### DIRECTIONS
Each line of the data below must be reproduced without any change.

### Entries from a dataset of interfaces
*** Block opens ***

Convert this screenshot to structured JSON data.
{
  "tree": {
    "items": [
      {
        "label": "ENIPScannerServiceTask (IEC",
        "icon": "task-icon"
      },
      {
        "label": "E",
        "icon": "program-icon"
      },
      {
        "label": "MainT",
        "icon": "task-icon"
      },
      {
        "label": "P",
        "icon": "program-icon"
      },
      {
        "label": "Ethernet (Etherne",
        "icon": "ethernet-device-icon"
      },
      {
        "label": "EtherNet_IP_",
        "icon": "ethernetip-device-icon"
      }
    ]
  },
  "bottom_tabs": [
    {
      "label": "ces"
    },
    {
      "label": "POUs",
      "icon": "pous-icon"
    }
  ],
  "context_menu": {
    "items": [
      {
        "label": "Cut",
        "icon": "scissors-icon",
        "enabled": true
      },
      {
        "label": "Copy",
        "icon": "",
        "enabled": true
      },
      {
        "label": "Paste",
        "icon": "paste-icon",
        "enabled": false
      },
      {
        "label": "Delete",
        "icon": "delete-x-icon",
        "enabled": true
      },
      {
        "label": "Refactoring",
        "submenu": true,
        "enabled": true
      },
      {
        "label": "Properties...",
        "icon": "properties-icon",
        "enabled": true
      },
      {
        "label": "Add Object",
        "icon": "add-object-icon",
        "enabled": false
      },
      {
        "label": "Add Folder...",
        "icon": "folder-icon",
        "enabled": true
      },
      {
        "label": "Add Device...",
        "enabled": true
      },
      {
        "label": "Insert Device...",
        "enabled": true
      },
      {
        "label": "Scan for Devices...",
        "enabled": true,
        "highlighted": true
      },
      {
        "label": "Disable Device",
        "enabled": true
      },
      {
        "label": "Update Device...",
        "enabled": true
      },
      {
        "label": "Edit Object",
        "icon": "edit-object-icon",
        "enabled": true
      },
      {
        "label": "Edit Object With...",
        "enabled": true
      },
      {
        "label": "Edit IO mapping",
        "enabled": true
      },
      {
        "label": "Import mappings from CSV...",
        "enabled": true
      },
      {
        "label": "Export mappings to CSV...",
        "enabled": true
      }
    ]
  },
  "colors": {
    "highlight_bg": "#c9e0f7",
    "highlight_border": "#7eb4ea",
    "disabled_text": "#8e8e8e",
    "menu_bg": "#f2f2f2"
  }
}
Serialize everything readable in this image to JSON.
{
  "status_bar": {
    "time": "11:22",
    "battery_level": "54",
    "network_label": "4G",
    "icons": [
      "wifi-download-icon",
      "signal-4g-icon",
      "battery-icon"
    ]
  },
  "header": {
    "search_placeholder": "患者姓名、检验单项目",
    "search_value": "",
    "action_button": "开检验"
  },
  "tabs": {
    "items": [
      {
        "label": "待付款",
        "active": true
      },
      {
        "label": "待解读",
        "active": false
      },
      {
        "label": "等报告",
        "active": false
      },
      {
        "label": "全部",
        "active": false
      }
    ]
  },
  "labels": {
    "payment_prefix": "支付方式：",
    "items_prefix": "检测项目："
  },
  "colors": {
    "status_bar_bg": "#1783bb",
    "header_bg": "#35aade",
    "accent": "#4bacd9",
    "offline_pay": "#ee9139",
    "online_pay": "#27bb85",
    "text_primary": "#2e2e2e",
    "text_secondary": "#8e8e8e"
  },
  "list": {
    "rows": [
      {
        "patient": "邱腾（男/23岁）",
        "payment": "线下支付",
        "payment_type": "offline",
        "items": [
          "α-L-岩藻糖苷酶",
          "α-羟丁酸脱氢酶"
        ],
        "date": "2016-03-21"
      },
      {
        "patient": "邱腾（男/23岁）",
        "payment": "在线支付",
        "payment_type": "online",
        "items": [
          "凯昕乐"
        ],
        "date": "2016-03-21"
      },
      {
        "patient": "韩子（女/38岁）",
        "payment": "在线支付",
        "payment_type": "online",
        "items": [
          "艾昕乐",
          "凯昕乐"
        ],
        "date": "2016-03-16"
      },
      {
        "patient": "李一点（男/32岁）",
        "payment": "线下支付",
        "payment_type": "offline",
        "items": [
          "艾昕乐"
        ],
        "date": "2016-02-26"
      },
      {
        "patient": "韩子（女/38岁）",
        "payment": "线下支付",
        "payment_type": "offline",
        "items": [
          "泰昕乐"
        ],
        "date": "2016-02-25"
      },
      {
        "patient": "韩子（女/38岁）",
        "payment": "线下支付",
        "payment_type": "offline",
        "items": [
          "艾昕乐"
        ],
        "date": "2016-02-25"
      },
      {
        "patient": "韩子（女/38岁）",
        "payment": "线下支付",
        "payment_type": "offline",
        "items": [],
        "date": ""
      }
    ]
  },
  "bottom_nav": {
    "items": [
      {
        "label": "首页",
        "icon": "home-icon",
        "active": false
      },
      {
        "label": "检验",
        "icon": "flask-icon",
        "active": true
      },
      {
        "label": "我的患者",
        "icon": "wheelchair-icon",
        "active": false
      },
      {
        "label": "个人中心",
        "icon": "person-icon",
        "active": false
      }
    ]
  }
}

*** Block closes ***

### RESPONSE TO THE TASK
Convert this screenshot to structured JSON data.
{
  "tree": {
    "items": [
      {
        "label": "ENIPScannerServiceTask (IEC",
        "icon": "task-icon"
      },
      {
        "label": "E",
        "icon": "program-icon"
      },
      {
        "label": "MainT",
        "icon": "task-icon"
      },
      {
        "label": "P",
        "icon": "program-icon"
      },
      {
        "label": "Ethernet (Etherne",
        "icon": "ethernet-device-icon"
      },
      {
        "label": "EtherNet_IP_",
        "icon": "ethernetip-device-icon"
      }
    ]
  },
  "bottom_tabs": [
    {
      "label": "ces"
    },
    {
      "label": "POUs",
      "icon": "pous-icon"
    }
  ],
  "context_menu": {
    "items": [
      {
        "label": "Cut",
        "icon": "scissors-icon",
        "enabled": true
      },
      {
        "label": "Copy",
        "icon": "",
        "enabled": true
      },
      {
        "label": "Paste",
        "icon": "paste-icon",
        "enabled": false
      },
      {
        "label": "Delete",
        "icon": "delete-x-icon",
        "enabled": true
      },
      {
        "label": "Refactoring",
        "submenu": true,
        "enabled": true
      },
      {
        "label": "Properties...",
        "icon": "properties-icon",
        "enabled": true
      },
      {
        "label": "Add Object",
        "icon": "add-object-icon",
        "enabled": false
      },
      {
        "label": "Add Folder...",
        "icon": "folder-icon",
        "enabled": true
      },
      {
        "label": "Add Device...",
        "enabled": true
      },
      {
        "label": "Insert Device...",
        "enabled": true
      },
      {
        "label": "Scan for Devices...",
        "enabled": true,
        "highlighted": true
      },
      {
        "label": "Disable Device",
        "enabled": true
      },
      {
        "label": "Update Device...",
        "enabled": true
      },
      {
        "label": "Edit Object",
        "icon": "edit-object-icon",
        "enabled": true
      },
      {
        "label": "Edit Object With...",
        "enabled": true
      },
      {
        "label": "Edit IO mapping",
        "enabled": true
      },
      {
        "label": "Import mappings from CSV...",
        "enabled": true
      },
      {
        "label": "Export mappings to CSV...",
        "enabled": true
      }
    ]
  },
  "colors": {
    "highlight_bg": "#c9e0f7",
    "highlight_border": "#7eb4ea",
    "disabled_text": "#8e8e8e",
    "menu_bg": "#f2f2f2"
  }
}
Serialize everything readable in this image to JSON.
{
  "status_bar": {
    "time": "11:22",
    "battery_level": "54",
    "network_label": "4G",
    "icons": [
      "wifi-download-icon",
      "signal-4g-icon",
      "battery-icon"
    ]
  },
  "header": {
    "search_placeholder": "患者姓名、检验单项目",
    "search_value": "",
    "action_button": "开检验"
  },
  "tabs": {
    "items": [
      {
        "label": "待付款",
        "active": true
      },
      {
        "label": "待解读",
        "active": false
      },
      {
        "label": "等报告",
        "active": false
      },
      {
        "label": "全部",
        "active": false
      }
    ]
  },
  "labels": {
    "payment_prefix": "支付方式：",
    "items_prefix": "检测项目："
  },
  "colors": {
    "status_bar_bg": "#1783bb",
    "header_bg": "#35aade",
    "accent": "#4bacd9",
    "offline_pay": "#ee9139",
    "online_pay": "#27bb85",
    "text_primary": "#2e2e2e",
    "text_secondary": "#8e8e8e"
  },
  "list": {
    "rows": [
      {
        "patient": "邱腾（男/23岁）",
        "payment": "线下支付",
        "payment_type": "offline",
        "items": [
          "α-L-岩藻糖苷酶",
          "α-羟丁酸脱氢酶"
        ],
        "date": "2016-03-21"
      },
      {
        "patient": "邱腾（男/23岁）",
        "payment": "在线支付",
        "payment_type": "online",
        "items": [
          "凯昕乐"
        ],
        "date": "2016-03-21"
      },
      {
        "patient": "韩子（女/38岁）",
        "payment": "在线支付",
        "payment_type": "online",
        "items": [
          "艾昕乐",
          "凯昕乐"
        ],
        "date": "2016-03-16"
      },
      {
        "patient": "李一点（男/32岁）",
        "payment": "线下支付",
        "payment_type": "offline",
        "items": [
          "艾昕乐"
        ],
        "date": "2016-02-26"
      },
      {
        "patient": "韩子（女/38岁）",
        "payment": "线下支付",
        "payment_type": "offline",
        "items": [
          "泰昕乐"
        ],
        "date": "2016-02-25"
      },
      {
        "patient": "韩子（女/38岁）",
        "payment": "线下支付",
        "payment_type": "offline",
        "items": [
          "艾昕乐"
        ],
        "date": "2016-02-25"
      },
      {
        "patient": "韩子（女/38岁）",
        "payment": "线下支付",
        "payment_type": "offline",
        "items": [],
        "date": ""
      }
    ]
  },
  "bottom_nav": {
    "items": [
      {
        "label": "首页",
        "icon": "home-icon",
        "active": false
      },
      {
        "label": "检验",
        "icon": "flask-icon",
        "active": true
      },
      {
        "label": "我的患者",
        "icon": "wheelchair-icon",
        "active": false
      },
      {
        "label": "个人中心",
        "icon": "person-icon",
        "active": false
      }
    ]
  }
}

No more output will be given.